Well, THAT headline sure got my attention. I have been becoming more aware of free-source or open-source educational missions but still find myself asking a laundry list of questions and not feeling closer to an answer.
For example, on the surface I love the idea of making college-level or college-based learning accessible to people who would not normally have access. In some ways, that is how I view the internet now – the world's largest information bank. I no longer use paper phone books or maps or dictionaries or encyclopedias. Why should I? It is all online now and so much more gratifying to a tech-lover like me to Google it than mess with paper stuff.
But, the other side of my brain goes But… But… But… Like, taken to its extreme, if everything becomes accessible online for free, why should students pay to come to our universities anymore?

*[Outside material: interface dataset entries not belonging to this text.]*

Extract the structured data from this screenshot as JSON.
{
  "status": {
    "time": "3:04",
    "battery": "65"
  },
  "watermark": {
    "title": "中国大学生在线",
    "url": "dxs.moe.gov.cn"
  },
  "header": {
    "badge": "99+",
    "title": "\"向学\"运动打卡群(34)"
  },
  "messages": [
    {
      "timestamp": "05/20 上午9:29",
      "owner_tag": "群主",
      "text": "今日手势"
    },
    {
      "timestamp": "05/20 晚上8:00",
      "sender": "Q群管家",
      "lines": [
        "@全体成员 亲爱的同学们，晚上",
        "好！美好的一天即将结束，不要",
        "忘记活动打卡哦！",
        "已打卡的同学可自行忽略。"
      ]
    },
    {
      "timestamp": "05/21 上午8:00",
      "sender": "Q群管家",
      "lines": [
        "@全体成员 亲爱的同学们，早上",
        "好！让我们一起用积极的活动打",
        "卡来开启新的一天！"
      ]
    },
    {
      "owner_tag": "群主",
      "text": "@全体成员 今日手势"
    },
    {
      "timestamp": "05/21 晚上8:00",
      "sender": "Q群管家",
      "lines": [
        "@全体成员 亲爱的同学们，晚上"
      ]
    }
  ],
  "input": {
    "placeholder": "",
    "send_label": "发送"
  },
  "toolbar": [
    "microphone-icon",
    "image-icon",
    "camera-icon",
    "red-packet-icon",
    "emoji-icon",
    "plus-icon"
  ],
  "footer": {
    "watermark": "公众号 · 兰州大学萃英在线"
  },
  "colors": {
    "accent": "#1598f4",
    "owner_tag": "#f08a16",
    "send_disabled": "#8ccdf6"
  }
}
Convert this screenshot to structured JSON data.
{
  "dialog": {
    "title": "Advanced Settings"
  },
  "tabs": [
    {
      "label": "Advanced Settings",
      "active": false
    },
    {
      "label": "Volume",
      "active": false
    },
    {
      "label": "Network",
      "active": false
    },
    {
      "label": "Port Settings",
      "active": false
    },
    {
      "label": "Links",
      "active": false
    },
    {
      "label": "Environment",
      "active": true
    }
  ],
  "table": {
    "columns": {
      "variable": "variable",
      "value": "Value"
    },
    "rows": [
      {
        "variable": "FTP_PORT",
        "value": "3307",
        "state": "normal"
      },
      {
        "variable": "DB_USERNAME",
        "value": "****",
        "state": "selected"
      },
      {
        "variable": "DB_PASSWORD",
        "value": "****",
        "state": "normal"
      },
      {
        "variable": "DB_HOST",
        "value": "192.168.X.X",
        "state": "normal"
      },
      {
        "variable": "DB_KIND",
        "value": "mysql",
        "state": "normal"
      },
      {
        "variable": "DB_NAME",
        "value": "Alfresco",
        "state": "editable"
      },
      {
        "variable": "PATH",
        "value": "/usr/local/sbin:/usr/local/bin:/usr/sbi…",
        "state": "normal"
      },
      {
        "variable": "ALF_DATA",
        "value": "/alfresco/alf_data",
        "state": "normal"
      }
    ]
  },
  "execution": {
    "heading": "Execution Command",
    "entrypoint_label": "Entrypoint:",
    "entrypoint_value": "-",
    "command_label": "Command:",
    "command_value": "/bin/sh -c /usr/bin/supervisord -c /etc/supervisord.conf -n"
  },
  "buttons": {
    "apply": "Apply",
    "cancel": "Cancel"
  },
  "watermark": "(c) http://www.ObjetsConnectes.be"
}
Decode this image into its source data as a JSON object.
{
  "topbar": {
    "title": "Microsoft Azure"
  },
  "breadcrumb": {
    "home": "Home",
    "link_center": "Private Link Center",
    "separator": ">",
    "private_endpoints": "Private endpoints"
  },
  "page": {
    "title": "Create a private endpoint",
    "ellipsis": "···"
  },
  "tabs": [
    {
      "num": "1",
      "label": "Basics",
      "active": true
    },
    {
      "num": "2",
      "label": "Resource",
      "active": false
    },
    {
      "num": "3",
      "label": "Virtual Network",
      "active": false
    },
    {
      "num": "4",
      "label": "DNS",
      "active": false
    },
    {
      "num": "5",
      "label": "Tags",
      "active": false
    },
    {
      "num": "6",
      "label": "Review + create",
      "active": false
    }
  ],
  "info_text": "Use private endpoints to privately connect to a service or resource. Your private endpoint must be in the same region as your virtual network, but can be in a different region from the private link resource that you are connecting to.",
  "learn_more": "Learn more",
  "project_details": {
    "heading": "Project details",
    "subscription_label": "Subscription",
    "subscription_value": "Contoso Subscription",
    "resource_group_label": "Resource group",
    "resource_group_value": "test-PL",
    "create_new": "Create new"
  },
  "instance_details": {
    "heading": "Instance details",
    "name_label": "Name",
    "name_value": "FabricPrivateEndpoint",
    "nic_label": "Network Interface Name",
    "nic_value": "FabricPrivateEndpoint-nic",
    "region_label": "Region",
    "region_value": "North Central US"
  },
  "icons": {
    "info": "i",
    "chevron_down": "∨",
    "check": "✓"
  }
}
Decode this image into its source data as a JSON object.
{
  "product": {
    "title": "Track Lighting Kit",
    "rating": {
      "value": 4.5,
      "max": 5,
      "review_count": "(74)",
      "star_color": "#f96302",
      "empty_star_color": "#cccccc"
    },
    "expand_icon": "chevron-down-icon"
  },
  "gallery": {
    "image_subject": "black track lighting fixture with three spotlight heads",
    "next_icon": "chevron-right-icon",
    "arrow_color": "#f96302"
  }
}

Today's increasingly tech-centered kids are born and raised Googling for information.
It's one thing for a single professor (take open education guru David Wylie, for example, http://davidwiley.org/) to decide to put his course materials online. It's another thing for an entire college to do so. At what point does the lever tip? At what point will brick and mortar universities start to become a thing of the past? Lots of questions shooting through my brain, very few answers.
I have been working with Penn State's online education division, the World Campus, for about a year now and am becoming more and more comfortable with the nuances and differences between teaching on ground and online. Some people say online education is a thing of the future, some say it won't last. I don't have answers for that one either, but I have been impressed with the passion, dedication, and rigor brought by the faculty I have encountered thus far. The online education environment is much different than I imagined and I understand how it is the perfect solution for some learners for a variety of reasons.
But then today I was alerted to the presence of an ENTIRE UNIVERSITY that is free and online and my brain exploded for a moment. What does this mean? What implications does it have for traditional schools… online schools…? Why wouldn't prospective students flock to this option instead of paying tens of thousands of dollars in tuition? Hmmm…
From the little I have gathered to date, it appears that the classes in the free university "use open-source technology, open course materials, e-learning methods and peer-to-peer teaching". Translated in my mind, that means no faculty. So perhaps having faculty or person-powered expertise in subject areas is still an area of need and demand favoring traditional on ground and online universities?
I expect some people could take the open source course materials, read/watch/listen/consume it and learn a lot. Personally, I am not one of those people. I need the interaction. I need to be able to push and pull and tug and mold the information I am learning in the presence of others. It is through this interpersonal contact that I gain the most. So maybe that is something else on ground and online universities can provide? After all, the peer-to-peer teaching advertised in the free university is only as good as the peers who are present.
All in all, though, I think I am open to the idea. My desire for opportunity and access for people outweighs my skepticism at this point. If nothing else, it will be an interesting experiment. Better still, it provides more than what they had before. So, we'll see. We shall see.
PR release about U.N. free online university: http://www.upi.com/Top_News/2009/05/20/UN-announces-first-free-e-university/UPI-74031242856666/